## DATA RECORDS
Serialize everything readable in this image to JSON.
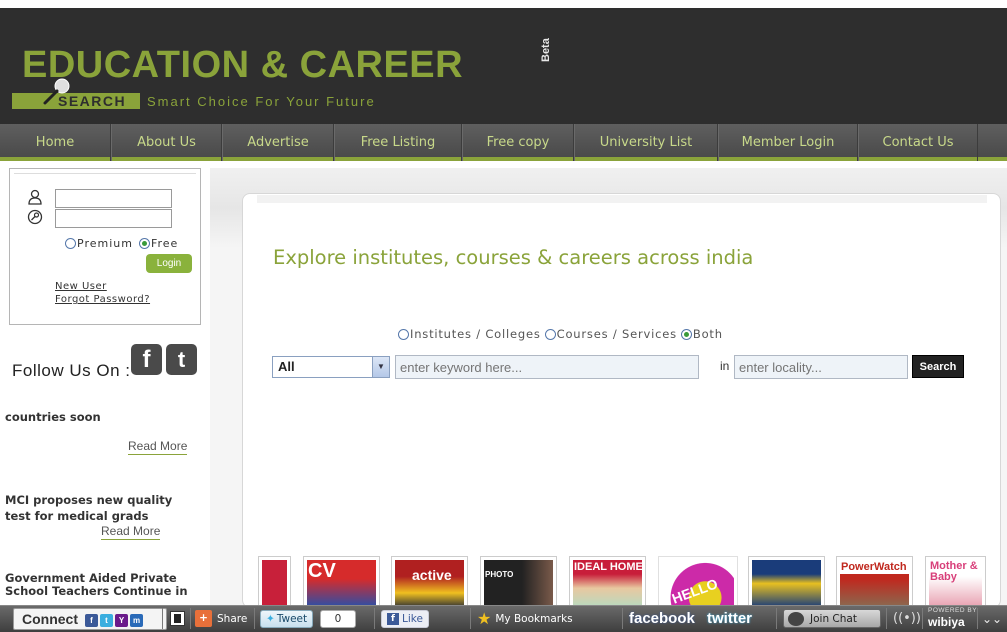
{
  "brand": {
    "title": "EDUCATION & CAREER",
    "beta": "Beta",
    "search": "SEARCH",
    "tagline": "Smart Choice For Your Future",
    "accent_color": "#8aa33a"
  },
  "nav": {
    "items": [
      "Home",
      "About Us",
      "Advertise",
      "Free Listing",
      "Free copy",
      "University List",
      "Member Login",
      "Contact Us"
    ]
  },
  "login": {
    "user_value": "",
    "pass_value": "",
    "radio_premium": "Premium",
    "radio_free": "Free",
    "selected": "Free",
    "button": "Login",
    "new_user": "New User",
    "forgot": "Forgot Password?"
  },
  "follow": {
    "label": "Follow Us On :",
    "icons": [
      "facebook-icon",
      "twitter-icon"
    ]
  },
  "news": [
    {
      "title": "countries soon",
      "read_more": "Read More"
    },
    {
      "title": "MCI proposes new quality test for medical grads",
      "read_more": "Read More"
    },
    {
      "title": "Government Aided Private School Teachers Continue in",
      "read_more": ""
    }
  ],
  "search": {
    "headline": "Explore institutes, courses & careers across india",
    "type_options": [
      "Institutes / Colleges",
      "Courses / Services",
      "Both"
    ],
    "type_selected": "Both",
    "category_value": "All",
    "keyword_placeholder": "enter keyword here...",
    "in_label": "in",
    "locality_placeholder": "enter locality...",
    "button": "Search"
  },
  "magazines": [
    {
      "title": "",
      "color": "#c8203a"
    },
    {
      "title": "CV",
      "color": "#d62b2b"
    },
    {
      "title": "active",
      "color": "#b02020"
    },
    {
      "title": "PHOTO",
      "color": "#333333"
    },
    {
      "title": "IDEAL HOME",
      "color": "#c81e3a"
    },
    {
      "title": "HELLO",
      "color": "#cc2aa8"
    },
    {
      "title": "",
      "color": "#1a3c7a"
    },
    {
      "title": "PowerWatch",
      "color": "#c0281e"
    },
    {
      "title": "Mother & Baby",
      "color": "#d8407a"
    }
  ],
  "toolbar": {
    "connect": "Connect",
    "share": "Share",
    "tweet": "Tweet",
    "tweet_count": "0",
    "like": "Like",
    "bookmarks": "My Bookmarks",
    "facebook": "facebook",
    "twitter": "twitter",
    "join_chat": "Join Chat",
    "powered_by": "POWERED BY",
    "wibiya": "wibiya"
  }
}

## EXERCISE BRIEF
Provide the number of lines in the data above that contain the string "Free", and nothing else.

## SOLUTION BELOW
4